And in response to this One who does not deny or control, who does not want to call down violence or vengeance upon his enemies, who does not need to take matters into his own hands but relies on God to the end – in response to all this, God raises Jesus from the dead, showing us that hate cannot smother hope.
‘Jesus’ cross and resurrection are less about “forgiveness of sin” and more about God’s promise to enter into our chaos and fear, stand with us through all that frightens us, remind us that God will not abandon us, and bring us to life on the other side. The antidote to fear, Jesus shows us, isn’t power or weapons that we this provide security – it’s courage, compassion, and trust.’
James and John and the rest have failed to hear his message of love, grace, and forgiveness, Jesus stops talking, sets his face to Jerusalem, and will not let anyone or anything slow him down from getting there in order to show in his own body God’s alternative to the way of the world and God’s validation of love over hate, and acceptance over rejection and inclusion over exclusion. Jesus ‘met the world with love.’
When we of all people fail to listen, God holds before us an image of a cross and empty tomb and words that match. ‘Duw cariad yw’ – ‘Car Di.’ ‘God is love – You, love’. Go! Care for the neighbour God has given you the person, the family God has sent you. Love them don’t hate them.
‘For our world to change, for real transformation to happen, for life to be the abundant, beautiful, joyful experience that God created it to be, we must embrace, proclaim and live what is good, what is creative and what is healing. This is a central and persistent call of the Gospel.’
‘My sister would want her murder to mobilise people to get on with things, to try to make a positive difference in whatever way we can, to come together and unite against hate and division and to fight instead for inclusion, love and unity. In Jo’s honour, and on behalf of her grieving family, I urge you please do so.’
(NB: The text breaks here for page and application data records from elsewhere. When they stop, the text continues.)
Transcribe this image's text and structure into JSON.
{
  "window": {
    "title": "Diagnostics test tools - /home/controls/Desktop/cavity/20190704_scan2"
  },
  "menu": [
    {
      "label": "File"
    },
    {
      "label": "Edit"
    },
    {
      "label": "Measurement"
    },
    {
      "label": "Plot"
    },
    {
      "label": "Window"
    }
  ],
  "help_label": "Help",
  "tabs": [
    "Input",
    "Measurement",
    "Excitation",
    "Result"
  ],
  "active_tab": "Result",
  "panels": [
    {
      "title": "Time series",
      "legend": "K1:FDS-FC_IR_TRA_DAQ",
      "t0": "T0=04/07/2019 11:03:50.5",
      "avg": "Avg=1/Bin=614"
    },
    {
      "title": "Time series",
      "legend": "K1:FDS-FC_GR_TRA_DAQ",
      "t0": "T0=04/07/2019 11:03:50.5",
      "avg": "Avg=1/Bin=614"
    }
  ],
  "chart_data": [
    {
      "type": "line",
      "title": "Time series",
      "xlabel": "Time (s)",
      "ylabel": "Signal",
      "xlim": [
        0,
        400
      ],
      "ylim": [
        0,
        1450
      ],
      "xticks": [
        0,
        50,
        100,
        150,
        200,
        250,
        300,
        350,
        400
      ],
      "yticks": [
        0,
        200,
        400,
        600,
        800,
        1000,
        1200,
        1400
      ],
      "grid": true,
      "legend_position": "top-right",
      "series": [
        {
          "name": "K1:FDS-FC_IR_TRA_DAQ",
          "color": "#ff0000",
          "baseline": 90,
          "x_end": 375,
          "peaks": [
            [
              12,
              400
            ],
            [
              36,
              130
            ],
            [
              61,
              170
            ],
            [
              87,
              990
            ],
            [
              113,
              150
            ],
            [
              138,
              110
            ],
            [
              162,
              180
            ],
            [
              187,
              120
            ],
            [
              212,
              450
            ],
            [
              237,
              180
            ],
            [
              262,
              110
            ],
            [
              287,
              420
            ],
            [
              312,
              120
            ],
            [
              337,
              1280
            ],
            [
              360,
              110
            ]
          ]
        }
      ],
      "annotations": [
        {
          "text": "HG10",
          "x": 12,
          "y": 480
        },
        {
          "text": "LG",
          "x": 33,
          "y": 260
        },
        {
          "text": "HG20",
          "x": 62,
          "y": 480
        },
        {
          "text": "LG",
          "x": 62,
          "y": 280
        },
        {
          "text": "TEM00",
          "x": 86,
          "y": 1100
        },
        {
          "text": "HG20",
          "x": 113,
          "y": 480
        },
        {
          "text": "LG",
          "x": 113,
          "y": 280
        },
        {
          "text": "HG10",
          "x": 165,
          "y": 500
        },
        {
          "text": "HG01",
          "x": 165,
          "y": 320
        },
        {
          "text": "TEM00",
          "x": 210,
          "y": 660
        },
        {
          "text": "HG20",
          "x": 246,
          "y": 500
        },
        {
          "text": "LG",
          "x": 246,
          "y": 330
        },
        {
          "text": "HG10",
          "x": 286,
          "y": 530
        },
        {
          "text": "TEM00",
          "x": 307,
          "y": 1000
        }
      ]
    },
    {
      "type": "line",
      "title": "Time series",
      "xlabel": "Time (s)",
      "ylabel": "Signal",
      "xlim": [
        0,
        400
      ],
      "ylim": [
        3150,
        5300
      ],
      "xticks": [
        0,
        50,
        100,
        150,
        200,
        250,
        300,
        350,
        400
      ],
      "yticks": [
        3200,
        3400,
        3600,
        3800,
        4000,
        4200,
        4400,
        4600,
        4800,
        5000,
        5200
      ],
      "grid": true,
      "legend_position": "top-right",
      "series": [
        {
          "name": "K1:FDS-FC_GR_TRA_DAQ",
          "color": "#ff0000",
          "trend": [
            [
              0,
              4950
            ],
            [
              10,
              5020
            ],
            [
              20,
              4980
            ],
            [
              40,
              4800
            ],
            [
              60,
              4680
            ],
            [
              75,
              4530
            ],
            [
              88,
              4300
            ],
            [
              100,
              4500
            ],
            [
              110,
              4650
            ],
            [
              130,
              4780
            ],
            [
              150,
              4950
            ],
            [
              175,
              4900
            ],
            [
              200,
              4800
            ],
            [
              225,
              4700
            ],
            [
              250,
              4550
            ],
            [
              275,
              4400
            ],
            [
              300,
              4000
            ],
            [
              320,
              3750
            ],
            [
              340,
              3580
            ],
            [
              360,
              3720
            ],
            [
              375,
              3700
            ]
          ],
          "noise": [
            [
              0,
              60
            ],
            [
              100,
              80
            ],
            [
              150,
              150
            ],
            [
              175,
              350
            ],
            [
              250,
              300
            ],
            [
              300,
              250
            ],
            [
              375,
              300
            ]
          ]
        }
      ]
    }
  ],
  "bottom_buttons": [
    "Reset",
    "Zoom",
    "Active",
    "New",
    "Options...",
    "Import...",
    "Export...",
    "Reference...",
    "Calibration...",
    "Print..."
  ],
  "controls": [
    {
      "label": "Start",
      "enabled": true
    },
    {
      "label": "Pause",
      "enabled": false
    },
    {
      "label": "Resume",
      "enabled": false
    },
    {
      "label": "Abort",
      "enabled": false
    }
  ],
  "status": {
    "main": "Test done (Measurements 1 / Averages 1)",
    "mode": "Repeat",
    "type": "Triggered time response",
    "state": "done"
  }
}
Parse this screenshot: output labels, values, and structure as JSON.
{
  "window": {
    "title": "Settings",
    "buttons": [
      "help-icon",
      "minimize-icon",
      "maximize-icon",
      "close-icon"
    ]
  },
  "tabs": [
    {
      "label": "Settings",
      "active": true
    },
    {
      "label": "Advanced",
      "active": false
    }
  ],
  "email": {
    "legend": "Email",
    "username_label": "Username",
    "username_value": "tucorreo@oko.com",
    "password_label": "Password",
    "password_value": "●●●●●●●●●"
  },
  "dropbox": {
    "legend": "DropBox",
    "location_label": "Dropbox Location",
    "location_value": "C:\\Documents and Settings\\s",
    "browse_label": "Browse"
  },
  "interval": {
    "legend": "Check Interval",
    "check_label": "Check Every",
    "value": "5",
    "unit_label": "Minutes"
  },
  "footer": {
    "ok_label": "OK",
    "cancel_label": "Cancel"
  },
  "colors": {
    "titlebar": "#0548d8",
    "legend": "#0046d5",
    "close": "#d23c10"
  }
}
In honour of the name of Christ, Christ urges us please do so.
It is what love demands. Meet the world with love.